Without messing with cPanel or Apache’s setup, we can still install Varnish to cache our pages a lot quicker, via the iptables firewall!

The problem was that changing the apache httpd.conf didnt work as expected, as cPanel does a lot of auto generating and tweaking of system files. yuk. i much prefer a terminal any day. Anyway! Lets have a look:

yum install varnish
nano /etc/sysconfig/varnish

comment out configuration 1, 3, and 4, uncomment config 2 and set as follows:

DAEMON_OPTS = " -a :8080 \                                          
                -T localhost:6082 \             
                -f /etc/varnish/default.vcl \              
                -S /etc/varnish/secret \             
                -s malloc,256m"

The -a line is the port varnish will run on. In a normal configuration, Varnish will take over port 80, so make it port 80. In the case of a server using cPanel, if you cant change your apache port to 8080, then you can set varnish to 8080 instead.

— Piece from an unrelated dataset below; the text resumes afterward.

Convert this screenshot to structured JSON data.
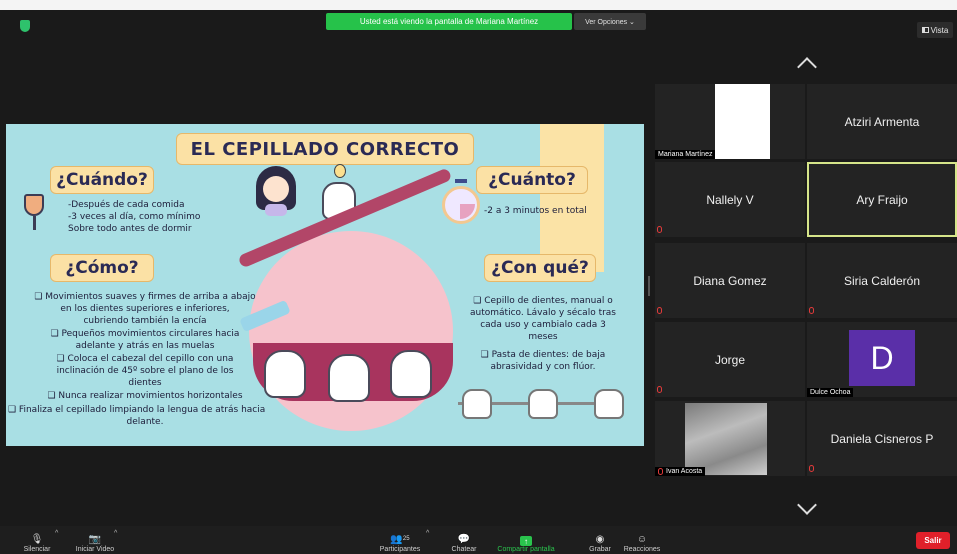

nano /etc/varnish/default.vcl

backend default {
    .host = "";
    .port = "80";

The backend is Apache. In a normal varnish setup, this port should be 8080.  Using a reverse system using iptables, apache stays as port 80. Also, the host should become the external IP in this configuration.

Now, depending on your setup, depends what happens next.

Without cPanel, under a standard setup, you will have set Varnish to port 80 and Apache to port 8080. In this case, you must edit your apache httpd.conf, searching and replacing :80 with :8080. Then just stop and start the services as below, skipping the iptables stuff.

With cPanel, we can leave that alone and instead use an iptable rule to send all port 80 requests to varnish at port 8080. Edit ~/.bashrc, pasting this in:

alias varnishon='iptables -t nat -A PREROUTING -i eth0 -p tcp -m tcp --dport 80 -j REDIRECT --to-ports 8080'
alias varnishoff='iptables -t nat -D PREROUTING -i eth0 -p tcp -m tcp --dport 80 -j REDIRECT --to-ports 8080'
alias varnishstatus='iptables -L -t nat |grep -q 8080; if [ "test$?" = "test0" ]; then echo "Varnish On"; else echo "Varnish Off"; fi'


You can now call, varnishon, varnishoff, and varnishstatus next login. So logout and login.

Restart Apache and start up varnish:

service httpd restart
service varnish start

You should be able to access your site on port 80 AND port 8080. The difference? Run a curl command to see the headers:

curl -I http://mysite.com
curl -I http://mysite.com:8080

You’ll see the port 8080 mentions varnish.

Last thing to do is enable the iptables rule: Type in your alias command you put in bashrc:


Now port 80 is routing to port 8080, and you have varnished pages, and haven’t touched your cPanel setup!

Considerations: the header shows the page in this weird cPanel workaround setup as 301 moved permanently. Also, the site i was using captured IP addresses, but due to the proxy nature of this setup, the ips captured belonged to the server! The actual way should be to have Apache on 8080 and varnish on 80, and no ip rules at all. If you have access to WHM or cPanel, you are looking for tweak settings, and change the default apache port to 8080 in there! Good luck!